- Pelvic floor physical therapy: Physical therapy is commonly done at the same time as biofeedback therapy. Your therapist will determine which muscles in your lower back, pelvis and pelvic floor are really tight and teach you exercises to stretch these muscles so their coordination can be improved.
- Medications: Daily medications that help to keep your bowel movements soft and regular are a very important part of treating pelvic floor dysfunction. Some of these medications are available over-the-counter at the drugstore and include stool softeners such as MiraLAX®, Colace®, senna or generic stool softeners. Your primary care doctor or a gastroenterologist can help to advise you which medications are most helpful in keeping your stools soft.
- Relaxation techniques: Your provider or physical therapist might also recommend you try relaxation techniques such as meditation, warm baths, yoga and exercises, or acupuncture.
Will I need surgery to treat pelvic floor dysfunction?
There isn’t a surgery to treat pelvic floor dysfunction because it’s an issue with your muscles. In rare circumstances, when physical therapy and biofeedback don’t work, your provider might recommend you see a pain injection specialist. These doctors specialize in localizing the specific muscles that are too tense or causing pain. They can use a small needle to inject the muscle with numbing medication and relaxing medication. This is called trigger point injection.
What makes pelvic floor dysfunction worse?
It can take several months of routine bowel or urinary medications and pelvic floor physical therapy before symptoms of pelvic floor dysfunction start to improve. The most important part of treatment is to not give up. Forgetting to take your medications every day will cause your symptoms to continue and possibly get worse. Also, skipping physical therapy appointments or not practicing exercises can slow healing.
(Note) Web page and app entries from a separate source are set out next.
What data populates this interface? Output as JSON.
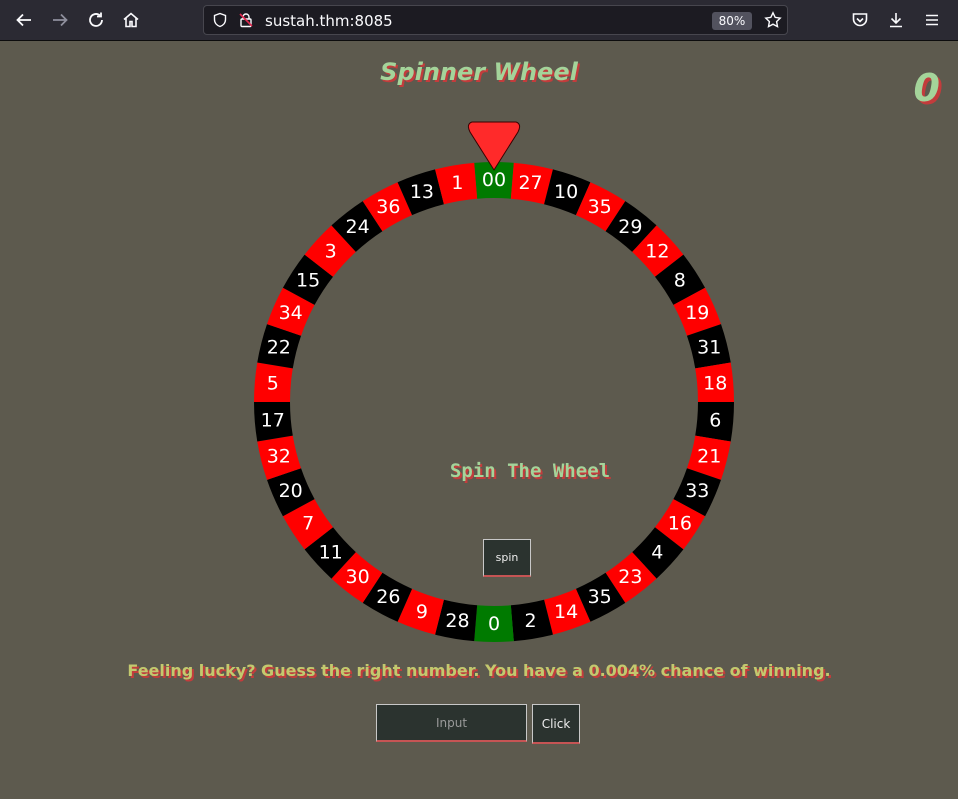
{
  "browser": {
    "url": "sustah.thm:8085",
    "zoom": "80%"
  },
  "page": {
    "title": "Spinner Wheel",
    "score": "0",
    "spin_heading": "Spin The Wheel",
    "spin_button": "spin",
    "hint": "Feeling lucky? Guess the right number. You have a 0.004% chance of winning.",
    "input_placeholder": "Input",
    "submit_button": "Click"
  },
  "wheel": {
    "colors": {
      "red": "#ff0000",
      "black": "#000000",
      "green": "#007a00",
      "pointer": "#ff2a2a"
    },
    "segments": [
      {
        "n": "00",
        "c": "green"
      },
      {
        "n": "27",
        "c": "red"
      },
      {
        "n": "10",
        "c": "black"
      },
      {
        "n": "35",
        "c": "red"
      },
      {
        "n": "29",
        "c": "black"
      },
      {
        "n": "12",
        "c": "red"
      },
      {
        "n": "8",
        "c": "black"
      },
      {
        "n": "19",
        "c": "red"
      },
      {
        "n": "31",
        "c": "black"
      },
      {
        "n": "18",
        "c": "red"
      },
      {
        "n": "6",
        "c": "black"
      },
      {
        "n": "21",
        "c": "red"
      },
      {
        "n": "33",
        "c": "black"
      },
      {
        "n": "16",
        "c": "red"
      },
      {
        "n": "4",
        "c": "black"
      },
      {
        "n": "23",
        "c": "red"
      },
      {
        "n": "35",
        "c": "black"
      },
      {
        "n": "14",
        "c": "red"
      },
      {
        "n": "2",
        "c": "black"
      },
      {
        "n": "0",
        "c": "green"
      },
      {
        "n": "28",
        "c": "black"
      },
      {
        "n": "9",
        "c": "red"
      },
      {
        "n": "26",
        "c": "black"
      },
      {
        "n": "30",
        "c": "red"
      },
      {
        "n": "11",
        "c": "black"
      },
      {
        "n": "7",
        "c": "red"
      },
      {
        "n": "20",
        "c": "black"
      },
      {
        "n": "32",
        "c": "red"
      },
      {
        "n": "17",
        "c": "black"
      },
      {
        "n": "5",
        "c": "red"
      },
      {
        "n": "22",
        "c": "black"
      },
      {
        "n": "34",
        "c": "red"
      },
      {
        "n": "15",
        "c": "black"
      },
      {
        "n": "3",
        "c": "red"
      },
      {
        "n": "24",
        "c": "black"
      },
      {
        "n": "36",
        "c": "red"
      },
      {
        "n": "13",
        "c": "black"
      },
      {
        "n": "1",
        "c": "red"
      }
    ]
  }
}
Any activity that increases the tension or pain in your pelvic floor muscles can cause your symptoms to get worse. For example, heavy weightlifting or repetitive jumping can increase your pelvic floor tension and actually worsen symptoms.
If you have problems with constipation due to hard bowel movements or abdominal bloating and gas pain, then you should consult with your doctor and watch your diet closely. It’s important to drink plenty of water daily (> eight glasses) and eat a healthy diet. Foods that are high in fiber, or fiber supplements, may worsen your bloating symptoms and gas pains. These foods should be avoided if your symptoms get worse.
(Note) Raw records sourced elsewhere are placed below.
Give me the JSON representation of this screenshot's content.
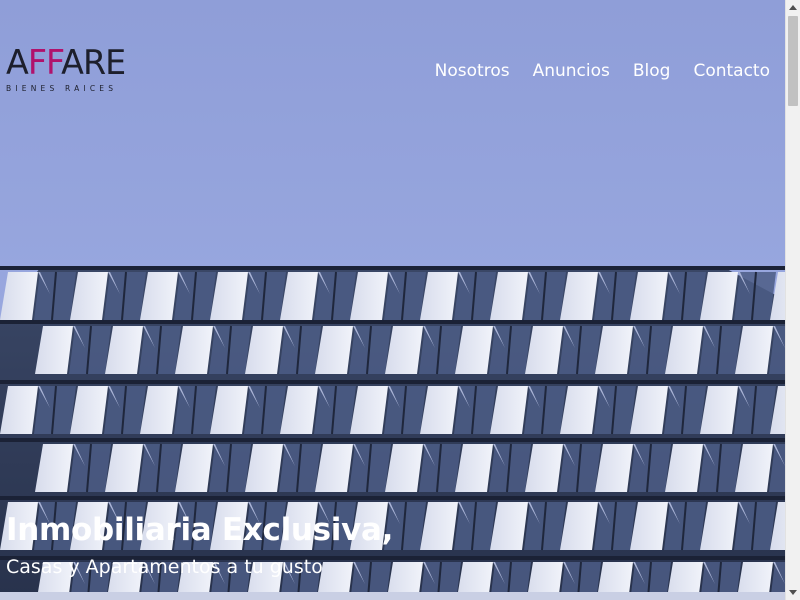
{
  "brand": {
    "logo_lead": "A",
    "logo_accent": "FF",
    "logo_tail": "ARE",
    "tagline": "BIENES RAICES",
    "accent_color": "#b0126c"
  },
  "nav": {
    "items": [
      {
        "label": "Nosotros"
      },
      {
        "label": "Anuncios"
      },
      {
        "label": "Blog"
      },
      {
        "label": "Contacto"
      }
    ]
  },
  "hero": {
    "title": "Inmobiliaria Exclusiva,",
    "subtitle": "Casas y Apartamentos a tu gusto",
    "image": "modern-building-facade"
  }
}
Who treats pelvic floor dysfunction?
Depending on your symptoms and how much pain you feel, you might be treated by your regular provider, a physical therapist, a gynecologist, a gastroenterologist, a pelvic pain anesthesiologist or a pelvic floor surgeon.
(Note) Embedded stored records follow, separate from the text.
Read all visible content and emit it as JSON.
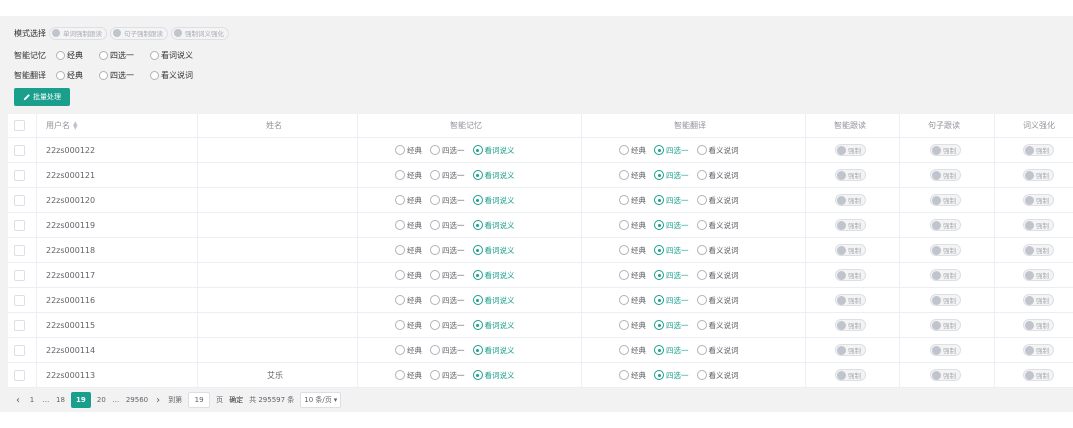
{
  "filters": {
    "mode": {
      "label": "模式选择",
      "options": [
        "单词强制跟读",
        "句子强制跟读",
        "强制词义强化"
      ]
    },
    "memory": {
      "label": "智能记忆",
      "options": [
        "经典",
        "四选一",
        "看词说义"
      ]
    },
    "translate": {
      "label": "智能翻译",
      "options": [
        "经典",
        "四选一",
        "看义说词"
      ]
    }
  },
  "batch_button": {
    "icon": "edit-icon",
    "label": "批量处理"
  },
  "table": {
    "headers": {
      "username": "用户名",
      "name": "姓名",
      "memory": "智能记忆",
      "translate": "智能翻译",
      "read_follow": "智能跟读",
      "sentence_follow": "句子跟读",
      "meaning": "词义强化"
    },
    "memory_options": [
      "经典",
      "四选一",
      "看词说义"
    ],
    "translate_options": [
      "经典",
      "四选一",
      "看义说词"
    ],
    "toggle_label": "强制",
    "rows": [
      {
        "username": "22zs000122",
        "name": "",
        "memory": 2,
        "translate": 1
      },
      {
        "username": "22zs000121",
        "name": "",
        "memory": 2,
        "translate": 1
      },
      {
        "username": "22zs000120",
        "name": "",
        "memory": 2,
        "translate": 1
      },
      {
        "username": "22zs000119",
        "name": "",
        "memory": 2,
        "translate": 1
      },
      {
        "username": "22zs000118",
        "name": "",
        "memory": 2,
        "translate": 1
      },
      {
        "username": "22zs000117",
        "name": "",
        "memory": 2,
        "translate": 1
      },
      {
        "username": "22zs000116",
        "name": "",
        "memory": 2,
        "translate": 1
      },
      {
        "username": "22zs000115",
        "name": "",
        "memory": 2,
        "translate": 1
      },
      {
        "username": "22zs000114",
        "name": "",
        "memory": 2,
        "translate": 1
      },
      {
        "username": "22zs000113",
        "name": "艾乐",
        "memory": 2,
        "translate": 1
      }
    ]
  },
  "pagination": {
    "prev_icon": "chevron-left-icon",
    "next_icon": "chevron-right-icon",
    "first": "1",
    "ellipsis": "...",
    "before": "18",
    "current": "19",
    "after": "20",
    "last": "29560",
    "goto_label": "到第",
    "goto_value": "19",
    "page_unit": "页",
    "confirm": "确定",
    "total": "共 295597 条",
    "page_size": "10 条/页"
  },
  "colors": {
    "accent": "#1a9f8d"
  }
}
Does pelvic floor dysfunction go away on its own?
Pelvic floor dysfunction symptoms (like an overactive bladder) typically stay or become worse if they’re not treated. Instead of living with pain and discomfort, you can often improve your everyday life after a visit with your provider.
Is pelvic floor dysfunction curable?
Fortunately, most pelvic floor dysfunction is treatable, usually through biofeedback, physical therapy and medications. If you start to experience any of the symptoms of pelvic floor dysfunction, contact a healthcare provider. Early treatment can help improve your quality of life and help with inconvenient and uncomfortable symptoms.